The most self-conscious and self-critical British poets to date, the Romantics justified their poetic experimentations in a variety of prose genres (prefaces, reviews, essays, diaries, letters, works of autobiography or philosophy) or else inside the poetry itself. But they never wrote only for other poets and critics: the Romantics competed in a burgeoning literary marketplace that made room for the revival of English and Scottish ballads (narrative folk songs, transcribed and disseminated in print), the recovery of medieval romances (one etymological root of Romantic), and prose fiction ranging from the psychological extremes of the gothic novel to the wit of Jane Austen’s social realism. Romantic poets looked curiously backward—to Greek mythology, friezes, and urns or to a distinctly British cultural past of medieval ruins and tales of knights and elves—to look speculatively forward. Perhaps no pre-Romantic author inspired the Romantics more than William Shakespeare, who exemplified what Keats termed “Negative Capability, that is when a man is capable of being in uncertainties, Mysteries, doubts, without any irritable reaching after fact & reason.” For Keats, “a great poet” such as Shakespeare opened his imagination to all possibilities, limited neither by an insistent search for truth nor by his own egocentric gravity: “the sense of Beauty overcomes every other consideration, or rather obliterates all consideration.”

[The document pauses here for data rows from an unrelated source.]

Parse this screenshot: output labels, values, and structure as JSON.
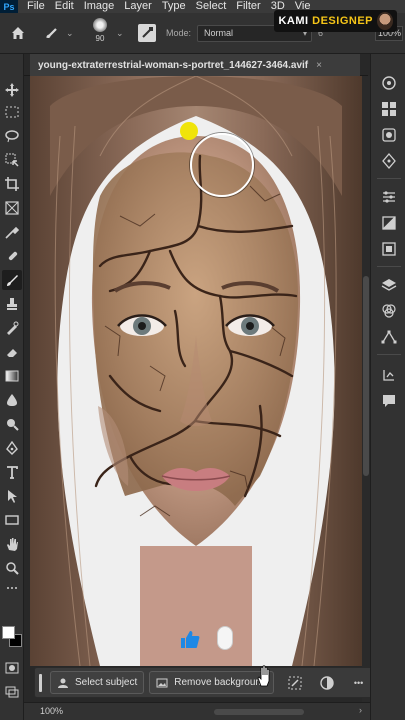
{
  "menubar": {
    "logo": "Ps",
    "items": [
      "File",
      "Edit",
      "Image",
      "Layer",
      "Type",
      "Select",
      "Filter",
      "3D",
      "Vie"
    ]
  },
  "watermark": {
    "part1": "KAMI",
    "part2": "DESIGNEP"
  },
  "options": {
    "brush_size": "90",
    "mode_label": "Mode:",
    "mode_value": "Normal",
    "opacity_fragment": "6",
    "opacity_value": "100%"
  },
  "document": {
    "tab_title": "young-extraterrestrial-woman-s-portret_144627-3464.avif",
    "close": "×"
  },
  "taskbar": {
    "select_subject": "Select subject",
    "remove_background": "Remove background",
    "more": "•••"
  },
  "status": {
    "zoom": "100%"
  },
  "colors": {
    "accent_blue": "#31a8ff",
    "indicator_yellow": "#f0e40a",
    "foreground": "#ffffff",
    "background": "#000000"
  },
  "icons": {
    "tools": [
      "move-icon",
      "marquee-icon",
      "lasso-icon",
      "object-select-icon",
      "crop-icon",
      "frame-icon",
      "eyedropper-icon",
      "healing-brush-icon",
      "brush-icon",
      "clone-stamp-icon",
      "history-brush-icon",
      "eraser-icon",
      "gradient-icon",
      "blur-icon",
      "dodge-icon",
      "pen-icon",
      "type-icon",
      "path-select-icon",
      "rectangle-icon",
      "hand-icon",
      "zoom-icon"
    ],
    "dock": [
      "color-panel-icon",
      "swatches-icon",
      "adjustments-icon",
      "learn-icon",
      "libraries-icon",
      "properties-icon",
      "layers-icon",
      "channels-icon",
      "paths-icon",
      "history-icon",
      "comments-icon"
    ]
  }
}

Drawing on unrestrained imagination and a variegated cultural landscape, a Romantic-era poem could be trivial or fantastic, succinctly songlike or digressively meandering, a searching fragment or a precisely bounded sonnet or ode, as comic as Lord Byron’s mock epic Don Juan or as cosmologically subversive as Blake’s The Marriage of Heaven and Hell. If any single innovation has emerged as Romanticism’s foremost legacy, it is the dominance among poetic genres of the lyric poem, spoken in first-person (the lyric I) often identified with the poet, caught between passion and reason, finding correspondences in natural surroundings for the introspective workings of heart and mind. If any collection cemented that legacy, it would be Wordsworth and Coleridge’s landmark collection Lyrical Ballads, first published anonymously in 1798. The collection provokes with its title alone, inverting hierarchies, hybridizing the exalted outbursts of lyric poetry with the folk narratives of ballads. In a retrospective preface added for the 1800 second edition and expanded in later editions, Wordsworth set out his polemical program for a poetry grounded in feeling, supplying Romanticism with some of its most resonant and lasting phrases: “all good poetry is the spontaneous overflow of powerful feelings”; “it takes its origin from emotion recollected in tranquillity.”

The following poems, poets, articles, poem guides, and recordings offer introductory samples of the Romantic era. Included are the monumental Romantic poets often nicknamed “the Big Six”—the older generation of Blake, Wordsworth, and Coleridge and the so-called Young Romantics—Byron, Shelley, and Keats. Indispensable women poets such as Charlotte Smith, Mary Robinson, and Felicia Dorothea Hemans; the Scottish poet and lyricist Robert Burns; and the farm laborer–poet John Clare are also represented. But even this collection is only a beginning: no introduction to Romanticism can encompass the entire period in all its variety and restless experimentation.